◆ Work instructions
Copy exactly the lines from the one containing "Extract the structured" through the last line of the records below, both included, and leave out the pictures.

Segment Start: Source data

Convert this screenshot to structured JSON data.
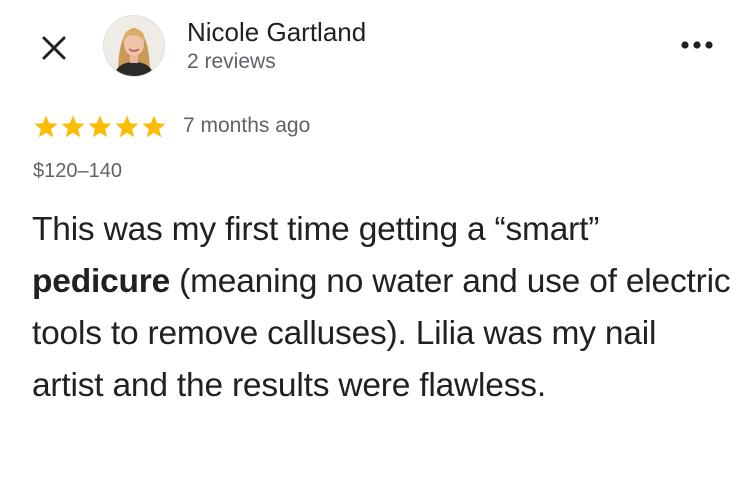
{
  "header": {
    "close_icon": "close-icon",
    "more_icon": "more-horizontal-icon",
    "author": {
      "name": "Nicole Gartland",
      "reviews": "2 reviews",
      "avatar_icon": "avatar-photo"
    }
  },
  "review": {
    "rating": 5,
    "rating_max": 5,
    "star_color": "#fbbc04",
    "time_ago": "7 months ago",
    "price": "$120–140",
    "text_before": "This was my first time getting a “smart” ",
    "text_highlight": "pedicure",
    "text_after": " (meaning no water and use of electric tools to remove calluses). Lilia was my nail artist and the results were flawless."
  }
}
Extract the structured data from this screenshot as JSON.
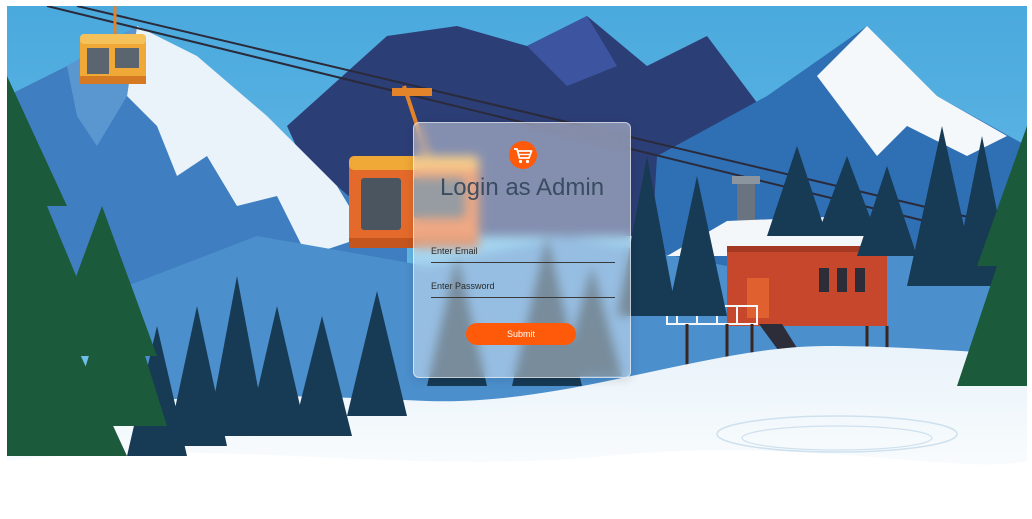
{
  "login": {
    "title": "Login as Admin",
    "email_placeholder": "Enter Email",
    "password_placeholder": "Enter Password",
    "submit_label": "Submit",
    "accent_color": "#ff5a0a"
  },
  "icons": {
    "logo": "shopping-cart-icon"
  }
}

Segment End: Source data

◆ Response
Extract the structured data from this screenshot as JSON.
{
  "login": {
    "title": "Login as Admin",
    "email_placeholder": "Enter Email",
    "password_placeholder": "Enter Password",
    "submit_label": "Submit",
    "accent_color": "#ff5a0a"
  },
  "icons": {
    "logo": "shopping-cart-icon"
  }
}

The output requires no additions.